[ASSIGNED TASK]
Only lines with the string "JSON" should be returned from the data below.

App and web page records
^^^^^^^^
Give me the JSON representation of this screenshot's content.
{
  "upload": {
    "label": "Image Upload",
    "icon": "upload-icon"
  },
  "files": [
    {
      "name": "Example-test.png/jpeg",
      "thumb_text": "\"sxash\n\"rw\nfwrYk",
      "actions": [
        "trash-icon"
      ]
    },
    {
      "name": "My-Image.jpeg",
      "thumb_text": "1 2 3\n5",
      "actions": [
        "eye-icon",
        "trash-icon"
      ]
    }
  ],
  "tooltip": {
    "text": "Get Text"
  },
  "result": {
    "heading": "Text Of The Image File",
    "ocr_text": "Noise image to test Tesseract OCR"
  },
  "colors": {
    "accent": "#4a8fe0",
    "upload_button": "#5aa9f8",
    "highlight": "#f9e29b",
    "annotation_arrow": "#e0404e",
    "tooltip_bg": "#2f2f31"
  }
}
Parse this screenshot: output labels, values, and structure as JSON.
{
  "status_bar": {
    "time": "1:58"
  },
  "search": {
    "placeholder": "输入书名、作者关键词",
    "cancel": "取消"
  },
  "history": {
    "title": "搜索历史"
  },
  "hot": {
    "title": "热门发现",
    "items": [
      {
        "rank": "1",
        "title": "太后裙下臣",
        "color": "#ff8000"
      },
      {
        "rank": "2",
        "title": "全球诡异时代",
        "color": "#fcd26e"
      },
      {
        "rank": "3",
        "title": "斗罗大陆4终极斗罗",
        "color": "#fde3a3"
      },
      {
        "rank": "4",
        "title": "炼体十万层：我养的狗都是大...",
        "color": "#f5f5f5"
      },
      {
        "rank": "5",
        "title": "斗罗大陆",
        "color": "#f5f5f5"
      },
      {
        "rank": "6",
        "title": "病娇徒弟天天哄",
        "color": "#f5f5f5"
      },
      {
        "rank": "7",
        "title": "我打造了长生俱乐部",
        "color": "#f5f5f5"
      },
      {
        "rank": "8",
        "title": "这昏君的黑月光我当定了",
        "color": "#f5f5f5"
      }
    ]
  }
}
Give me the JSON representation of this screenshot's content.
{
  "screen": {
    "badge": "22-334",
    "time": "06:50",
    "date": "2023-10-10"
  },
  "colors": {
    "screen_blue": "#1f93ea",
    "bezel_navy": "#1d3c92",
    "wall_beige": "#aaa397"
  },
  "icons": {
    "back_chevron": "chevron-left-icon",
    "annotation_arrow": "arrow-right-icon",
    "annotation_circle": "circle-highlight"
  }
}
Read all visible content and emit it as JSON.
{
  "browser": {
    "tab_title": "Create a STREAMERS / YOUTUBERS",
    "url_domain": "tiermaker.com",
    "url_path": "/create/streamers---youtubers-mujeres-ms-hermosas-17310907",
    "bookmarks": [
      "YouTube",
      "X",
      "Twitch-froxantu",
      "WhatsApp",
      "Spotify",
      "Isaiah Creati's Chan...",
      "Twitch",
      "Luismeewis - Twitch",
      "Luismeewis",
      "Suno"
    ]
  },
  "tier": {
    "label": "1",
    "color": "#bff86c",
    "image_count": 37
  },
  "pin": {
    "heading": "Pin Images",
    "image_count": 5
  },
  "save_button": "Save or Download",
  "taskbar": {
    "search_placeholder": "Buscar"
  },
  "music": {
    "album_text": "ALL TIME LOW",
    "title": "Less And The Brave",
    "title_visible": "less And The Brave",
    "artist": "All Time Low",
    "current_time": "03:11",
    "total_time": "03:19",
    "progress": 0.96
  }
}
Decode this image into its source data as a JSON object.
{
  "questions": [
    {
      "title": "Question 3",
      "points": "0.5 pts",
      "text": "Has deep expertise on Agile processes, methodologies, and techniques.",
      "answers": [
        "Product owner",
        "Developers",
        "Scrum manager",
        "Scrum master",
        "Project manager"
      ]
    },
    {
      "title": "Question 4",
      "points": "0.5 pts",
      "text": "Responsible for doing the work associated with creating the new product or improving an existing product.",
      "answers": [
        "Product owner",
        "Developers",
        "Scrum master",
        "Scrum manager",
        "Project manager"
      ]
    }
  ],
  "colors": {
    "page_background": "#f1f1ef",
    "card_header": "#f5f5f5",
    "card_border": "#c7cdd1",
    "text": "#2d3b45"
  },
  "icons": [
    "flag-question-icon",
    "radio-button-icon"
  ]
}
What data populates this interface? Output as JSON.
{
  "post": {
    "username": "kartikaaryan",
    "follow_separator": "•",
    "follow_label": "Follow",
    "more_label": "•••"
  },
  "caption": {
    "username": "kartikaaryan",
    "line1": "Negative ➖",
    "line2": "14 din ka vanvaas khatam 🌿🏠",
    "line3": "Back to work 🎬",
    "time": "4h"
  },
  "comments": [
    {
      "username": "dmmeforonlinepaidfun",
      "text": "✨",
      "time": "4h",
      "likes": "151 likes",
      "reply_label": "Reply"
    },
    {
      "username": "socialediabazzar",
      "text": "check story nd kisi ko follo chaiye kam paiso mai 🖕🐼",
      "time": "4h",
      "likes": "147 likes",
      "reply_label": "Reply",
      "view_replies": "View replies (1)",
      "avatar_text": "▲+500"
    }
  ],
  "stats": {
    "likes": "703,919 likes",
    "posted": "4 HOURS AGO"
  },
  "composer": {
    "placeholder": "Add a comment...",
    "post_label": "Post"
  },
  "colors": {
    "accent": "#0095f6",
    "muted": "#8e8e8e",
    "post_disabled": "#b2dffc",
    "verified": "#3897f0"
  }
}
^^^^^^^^
[RESPONSE]
Give me the JSON representation of this screenshot's content.
Parse this screenshot: output labels, values, and structure as JSON.
Give me the JSON representation of this screenshot's content.
Read all visible content and emit it as JSON.
Decode this image into its source data as a JSON object.
What data populates this interface? Output as JSON.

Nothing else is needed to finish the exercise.